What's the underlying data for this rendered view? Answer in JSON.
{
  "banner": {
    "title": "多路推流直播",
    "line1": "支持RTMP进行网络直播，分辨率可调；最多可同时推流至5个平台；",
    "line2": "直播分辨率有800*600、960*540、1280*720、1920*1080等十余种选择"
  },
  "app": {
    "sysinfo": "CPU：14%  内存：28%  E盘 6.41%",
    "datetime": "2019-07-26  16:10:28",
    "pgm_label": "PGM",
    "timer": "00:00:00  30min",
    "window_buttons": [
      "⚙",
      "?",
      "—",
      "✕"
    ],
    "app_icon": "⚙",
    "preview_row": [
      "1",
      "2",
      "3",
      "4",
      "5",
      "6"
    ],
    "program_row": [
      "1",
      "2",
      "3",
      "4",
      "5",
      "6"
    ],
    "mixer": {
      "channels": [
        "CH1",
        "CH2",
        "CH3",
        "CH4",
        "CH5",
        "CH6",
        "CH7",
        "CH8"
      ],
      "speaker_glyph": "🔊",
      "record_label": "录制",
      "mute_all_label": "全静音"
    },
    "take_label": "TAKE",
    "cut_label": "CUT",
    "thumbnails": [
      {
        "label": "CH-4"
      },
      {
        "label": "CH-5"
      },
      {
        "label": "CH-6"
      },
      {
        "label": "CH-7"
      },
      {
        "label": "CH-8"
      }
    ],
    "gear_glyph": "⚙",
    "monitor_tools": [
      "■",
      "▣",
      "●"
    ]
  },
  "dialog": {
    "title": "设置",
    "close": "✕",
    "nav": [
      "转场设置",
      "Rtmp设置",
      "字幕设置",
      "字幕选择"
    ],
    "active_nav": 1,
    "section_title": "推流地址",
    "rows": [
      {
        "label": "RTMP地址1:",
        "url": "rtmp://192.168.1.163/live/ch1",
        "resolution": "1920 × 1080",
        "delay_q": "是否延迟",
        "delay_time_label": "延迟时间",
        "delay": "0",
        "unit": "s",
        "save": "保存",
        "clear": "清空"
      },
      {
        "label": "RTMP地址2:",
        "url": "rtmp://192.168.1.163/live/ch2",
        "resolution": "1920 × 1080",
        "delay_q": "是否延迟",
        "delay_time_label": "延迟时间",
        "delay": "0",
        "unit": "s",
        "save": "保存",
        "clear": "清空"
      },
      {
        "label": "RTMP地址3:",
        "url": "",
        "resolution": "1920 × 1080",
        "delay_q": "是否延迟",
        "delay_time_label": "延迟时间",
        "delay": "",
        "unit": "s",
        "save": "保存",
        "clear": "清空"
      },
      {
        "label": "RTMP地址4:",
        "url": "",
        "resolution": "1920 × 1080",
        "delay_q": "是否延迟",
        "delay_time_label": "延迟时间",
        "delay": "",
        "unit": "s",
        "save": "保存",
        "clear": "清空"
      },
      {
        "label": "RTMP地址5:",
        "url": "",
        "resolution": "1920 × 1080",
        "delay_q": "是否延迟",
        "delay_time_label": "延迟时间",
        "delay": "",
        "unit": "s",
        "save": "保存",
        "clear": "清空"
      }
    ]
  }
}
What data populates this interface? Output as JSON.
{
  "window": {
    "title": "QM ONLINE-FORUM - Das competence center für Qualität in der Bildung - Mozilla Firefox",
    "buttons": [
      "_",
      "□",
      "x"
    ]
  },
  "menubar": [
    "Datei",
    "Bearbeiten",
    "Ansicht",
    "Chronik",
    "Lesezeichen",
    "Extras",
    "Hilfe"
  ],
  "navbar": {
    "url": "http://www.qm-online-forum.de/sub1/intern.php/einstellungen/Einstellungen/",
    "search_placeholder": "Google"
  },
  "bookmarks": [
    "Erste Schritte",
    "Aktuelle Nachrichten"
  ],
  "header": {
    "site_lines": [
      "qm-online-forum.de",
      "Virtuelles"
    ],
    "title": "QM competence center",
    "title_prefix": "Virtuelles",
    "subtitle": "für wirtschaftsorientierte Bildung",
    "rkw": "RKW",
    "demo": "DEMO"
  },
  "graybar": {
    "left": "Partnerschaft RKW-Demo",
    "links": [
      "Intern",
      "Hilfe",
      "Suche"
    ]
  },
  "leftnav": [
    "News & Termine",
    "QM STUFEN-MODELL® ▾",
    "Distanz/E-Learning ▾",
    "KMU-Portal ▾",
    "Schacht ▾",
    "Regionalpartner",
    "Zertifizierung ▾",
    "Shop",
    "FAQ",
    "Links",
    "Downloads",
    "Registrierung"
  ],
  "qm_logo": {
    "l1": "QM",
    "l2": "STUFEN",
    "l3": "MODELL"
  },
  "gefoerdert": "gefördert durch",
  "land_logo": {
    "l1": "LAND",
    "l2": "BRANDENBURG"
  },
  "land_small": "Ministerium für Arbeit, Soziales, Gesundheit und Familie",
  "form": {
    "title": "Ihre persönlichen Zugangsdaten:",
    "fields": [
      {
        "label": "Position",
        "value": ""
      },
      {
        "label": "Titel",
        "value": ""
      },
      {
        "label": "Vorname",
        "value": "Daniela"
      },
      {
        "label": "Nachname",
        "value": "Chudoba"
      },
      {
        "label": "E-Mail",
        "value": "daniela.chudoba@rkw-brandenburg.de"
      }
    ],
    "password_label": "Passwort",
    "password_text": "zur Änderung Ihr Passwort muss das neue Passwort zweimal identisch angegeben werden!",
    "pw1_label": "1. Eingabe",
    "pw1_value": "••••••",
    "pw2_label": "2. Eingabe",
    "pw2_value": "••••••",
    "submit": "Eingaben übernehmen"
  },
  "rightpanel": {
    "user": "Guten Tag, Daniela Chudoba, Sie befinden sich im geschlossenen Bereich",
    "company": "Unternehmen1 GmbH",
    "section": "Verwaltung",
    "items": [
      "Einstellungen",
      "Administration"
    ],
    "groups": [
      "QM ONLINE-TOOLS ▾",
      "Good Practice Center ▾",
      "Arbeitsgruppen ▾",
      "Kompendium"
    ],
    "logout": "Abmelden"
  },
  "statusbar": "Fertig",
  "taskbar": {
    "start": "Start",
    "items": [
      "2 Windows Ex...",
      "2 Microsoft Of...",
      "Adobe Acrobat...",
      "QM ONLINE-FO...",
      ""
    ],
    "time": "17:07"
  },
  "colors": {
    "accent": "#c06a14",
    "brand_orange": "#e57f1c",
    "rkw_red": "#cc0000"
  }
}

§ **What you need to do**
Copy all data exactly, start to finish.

§ **Exercise result**
What's the underlying data for this rendered view? Answer in JSON.
{
  "banner": {
    "title": "多路推流直播",
    "line1": "支持RTMP进行网络直播，分辨率可调；最多可同时推流至5个平台；",
    "line2": "直播分辨率有800*600、960*540、1280*720、1920*1080等十余种选择"
  },
  "app": {
    "sysinfo": "CPU：14%  内存：28%  E盘 6.41%",
    "datetime": "2019-07-26  16:10:28",
    "pgm_label": "PGM",
    "timer": "00:00:00  30min",
    "window_buttons": [
      "⚙",
      "?",
      "—",
      "✕"
    ],
    "app_icon": "⚙",
    "preview_row": [
      "1",
      "2",
      "3",
      "4",
      "5",
      "6"
    ],
    "program_row": [
      "1",
      "2",
      "3",
      "4",
      "5",
      "6"
    ],
    "mixer": {
      "channels": [
        "CH1",
        "CH2",
        "CH3",
        "CH4",
        "CH5",
        "CH6",
        "CH7",
        "CH8"
      ],
      "speaker_glyph": "🔊",
      "record_label": "录制",
      "mute_all_label": "全静音"
    },
    "take_label": "TAKE",
    "cut_label": "CUT",
    "thumbnails": [
      {
        "label": "CH-4"
      },
      {
        "label": "CH-5"
      },
      {
        "label": "CH-6"
      },
      {
        "label": "CH-7"
      },
      {
        "label": "CH-8"
      }
    ],
    "gear_glyph": "⚙",
    "monitor_tools": [
      "■",
      "▣",
      "●"
    ]
  },
  "dialog": {
    "title": "设置",
    "close": "✕",
    "nav": [
      "转场设置",
      "Rtmp设置",
      "字幕设置",
      "字幕选择"
    ],
    "active_nav": 1,
    "section_title": "推流地址",
    "rows": [
      {
        "label": "RTMP地址1:",
        "url": "rtmp://192.168.1.163/live/ch1",
        "resolution": "1920 × 1080",
        "delay_q": "是否延迟",
        "delay_time_label": "延迟时间",
        "delay": "0",
        "unit": "s",
        "save": "保存",
        "clear": "清空"
      },
      {
        "label": "RTMP地址2:",
        "url": "rtmp://192.168.1.163/live/ch2",
        "resolution": "1920 × 1080",
        "delay_q": "是否延迟",
        "delay_time_label": "延迟时间",
        "delay": "0",
        "unit": "s",
        "save": "保存",
        "clear": "清空"
      },
      {
        "label": "RTMP地址3:",
        "url": "",
        "resolution": "1920 × 1080",
        "delay_q": "是否延迟",
        "delay_time_label": "延迟时间",
        "delay": "",
        "unit": "s",
        "save": "保存",
        "clear": "清空"
      },
      {
        "label": "RTMP地址4:",
        "url": "",
        "resolution": "1920 × 1080",
        "delay_q": "是否延迟",
        "delay_time_label": "延迟时间",
        "delay": "",
        "unit": "s",
        "save": "保存",
        "clear": "清空"
      },
      {
        "label": "RTMP地址5:",
        "url": "",
        "resolution": "1920 × 1080",
        "delay_q": "是否延迟",
        "delay_time_label": "延迟时间",
        "delay": "",
        "unit": "s",
        "save": "保存",
        "clear": "清空"
      }
    ]
  }
}
What data populates this interface? Output as JSON.
{
  "window": {
    "title": "QM ONLINE-FORUM - Das competence center für Qualität in der Bildung - Mozilla Firefox",
    "buttons": [
      "_",
      "□",
      "x"
    ]
  },
  "menubar": [
    "Datei",
    "Bearbeiten",
    "Ansicht",
    "Chronik",
    "Lesezeichen",
    "Extras",
    "Hilfe"
  ],
  "navbar": {
    "url": "http://www.qm-online-forum.de/sub1/intern.php/einstellungen/Einstellungen/",
    "search_placeholder": "Google"
  },
  "bookmarks": [
    "Erste Schritte",
    "Aktuelle Nachrichten"
  ],
  "header": {
    "site_lines": [
      "qm-online-forum.de",
      "Virtuelles"
    ],
    "title": "QM competence center",
    "title_prefix": "Virtuelles",
    "subtitle": "für wirtschaftsorientierte Bildung",
    "rkw": "RKW",
    "demo": "DEMO"
  },
  "graybar": {
    "left": "Partnerschaft RKW-Demo",
    "links": [
      "Intern",
      "Hilfe",
      "Suche"
    ]
  },
  "leftnav": [
    "News & Termine",
    "QM STUFEN-MODELL® ▾",
    "Distanz/E-Learning ▾",
    "KMU-Portal ▾",
    "Schacht ▾",
    "Regionalpartner",
    "Zertifizierung ▾",
    "Shop",
    "FAQ",
    "Links",
    "Downloads",
    "Registrierung"
  ],
  "qm_logo": {
    "l1": "QM",
    "l2": "STUFEN",
    "l3": "MODELL"
  },
  "gefoerdert": "gefördert durch",
  "land_logo": {
    "l1": "LAND",
    "l2": "BRANDENBURG"
  },
  "land_small": "Ministerium für Arbeit, Soziales, Gesundheit und Familie",
  "form": {
    "title": "Ihre persönlichen Zugangsdaten:",
    "fields": [
      {
        "label": "Position",
        "value": ""
      },
      {
        "label": "Titel",
        "value": ""
      },
      {
        "label": "Vorname",
        "value": "Daniela"
      },
      {
        "label": "Nachname",
        "value": "Chudoba"
      },
      {
        "label": "E-Mail",
        "value": "daniela.chudoba@rkw-brandenburg.de"
      }
    ],
    "password_label": "Passwort",
    "password_text": "zur Änderung Ihr Passwort muss das neue Passwort zweimal identisch angegeben werden!",
    "pw1_label": "1. Eingabe",
    "pw1_value": "••••••",
    "pw2_label": "2. Eingabe",
    "pw2_value": "••••••",
    "submit": "Eingaben übernehmen"
  },
  "rightpanel": {
    "user": "Guten Tag, Daniela Chudoba, Sie befinden sich im geschlossenen Bereich",
    "company": "Unternehmen1 GmbH",
    "section": "Verwaltung",
    "items": [
      "Einstellungen",
      "Administration"
    ],
    "groups": [
      "QM ONLINE-TOOLS ▾",
      "Good Practice Center ▾",
      "Arbeitsgruppen ▾",
      "Kompendium"
    ],
    "logout": "Abmelden"
  },
  "statusbar": "Fertig",
  "taskbar": {
    "start": "Start",
    "items": [
      "2 Windows Ex...",
      "2 Microsoft Of...",
      "Adobe Acrobat...",
      "QM ONLINE-FO...",
      ""
    ],
    "time": "17:07"
  },
  "colors": {
    "accent": "#c06a14",
    "brand_orange": "#e57f1c",
    "rkw_red": "#cc0000"
  }
}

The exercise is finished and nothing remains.